Anna Roberts-Gevalt / Hinesburg, Vermont / 2008-2009 / Topic: Women in Appalachian Music
Project: Anna Roberts-Gevalt is a recent graduate of Wesleyan University in Connecticut. She grew up in Vermont, playing violin in a youth orchestra and in string quartets. Through recordings at college she was drawn to Appalachian fiddle and banjo tunes. This interest led to an internship at Appalshop in Whitesburg, Kentucky during the summers of 2007 and 2008. This work has included archival research at Berea, East Tennessee State University, and the Library of Congress and hands-on experience at the Cowan Creek Mountain Music School, which puts banjos and fiddles into the hands of eager school age children.
The overall theme of Anna's Music Fellowship work was an examination of the role of women in the history of traditional music in Kentucky. Specifically she explored the lives and music of at several Kentucky women fiddlers who are documented in the Berea collections. She transcribed their tunes, conducted field interviews and identified additional recordings of these women with the aim of expanding their narrative and musical stories within the archives. She also looked at the lives of several other Kentucky instrumentalists and conducted similar field work for the Berea archives. Dissemination will be by means of a multimedia website, an article, and a series of presentations and performances. Her article on Owsley County, Kentucky fiddler, Effie Pierson can be found in the June-July 2010 issue of Old-Time Herald.

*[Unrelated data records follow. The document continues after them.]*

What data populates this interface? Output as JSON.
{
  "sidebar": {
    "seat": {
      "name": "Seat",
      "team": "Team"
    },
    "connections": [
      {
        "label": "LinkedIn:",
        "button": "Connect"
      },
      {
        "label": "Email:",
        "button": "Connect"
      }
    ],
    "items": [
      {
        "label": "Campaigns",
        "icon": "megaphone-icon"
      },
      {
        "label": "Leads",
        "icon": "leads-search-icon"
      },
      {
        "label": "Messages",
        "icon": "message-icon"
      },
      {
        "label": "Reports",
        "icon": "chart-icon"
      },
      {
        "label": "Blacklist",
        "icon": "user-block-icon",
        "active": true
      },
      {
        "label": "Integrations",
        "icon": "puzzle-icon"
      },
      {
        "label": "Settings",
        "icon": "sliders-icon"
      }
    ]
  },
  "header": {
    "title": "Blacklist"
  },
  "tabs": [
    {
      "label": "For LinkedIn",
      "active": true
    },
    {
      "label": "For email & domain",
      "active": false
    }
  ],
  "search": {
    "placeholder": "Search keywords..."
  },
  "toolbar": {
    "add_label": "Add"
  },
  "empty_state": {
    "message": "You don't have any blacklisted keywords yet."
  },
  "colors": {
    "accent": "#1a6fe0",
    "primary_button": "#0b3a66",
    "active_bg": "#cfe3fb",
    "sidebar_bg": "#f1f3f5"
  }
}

Jessica Wilkerson / Oxford, Mississippi / 2011-2012 / Topic:Appalachian Women
Project: Jessica Wilkerson is an Assistant Professor of History and Southern Studies at the University of Mississippi. Jessica received her Ph.D. in Women's and Gender History at the University of North Carolina, Chapel Hill. During her fellowship she used Berea's oral history collections that document scholar-activist and grassroots participants in the War on Poverty of the 1960s-1970s in support of her dissertation, "Where Movement's Meet: Women's Activism in the Appalachian South 1965-1980." Research outcomes in addition to the dissertation itself include paper presentations at meetings of the Southern Association of Women Historians and the Southern Historical Association. Jessica’s dissertation became the basses for her book, To Live Here, You Have To Fight: How Women Led Appalachian Movements for Social Justice University of Illinois Press, 2019.
Marianne Worthington / Williamsburg, Kentucky / 2008-2009 / Topics: Poetry; Women in Appalachian Music
Project: Marianne Worthington is an Associate Professor of Communication Arts and Journalism at the University of the Cumberlands, Williamsburg, KY. Her Music Fellowship study will be in furtherance of work on a poetry manuscript in process, currently titled Knoxville Girl. She will use audio and other archival resources to enhance her knowledge of mountain music in general, to study the lives of particular women singers and folklorists in Kentucky, and to analyze specifically the words and music of murder ballads. The manuscript is directed at using poetry to tell these women's stories and to examine the issues and barriers women continue to face as artists and performers.
Marianne's poetry chapbook, Larger Bodies Than Mine, was chosen for the New Women’s Voices Series and received the 2007 Appalachian Book of the Year Award in Poetry. She has published over 40 poems in national, regional and on-line literary publications and over 60 non-fiction pieces (book reviews, essays, critical analyses, and feature-stories) in regional and scholarly journals. Her collection of poems “The Girl Singer” was published by the University Press of Kentucky in November 2021. She has also taught in the Kentucky Governor’s School for the Arts (KGSA) as a creative writing instructor.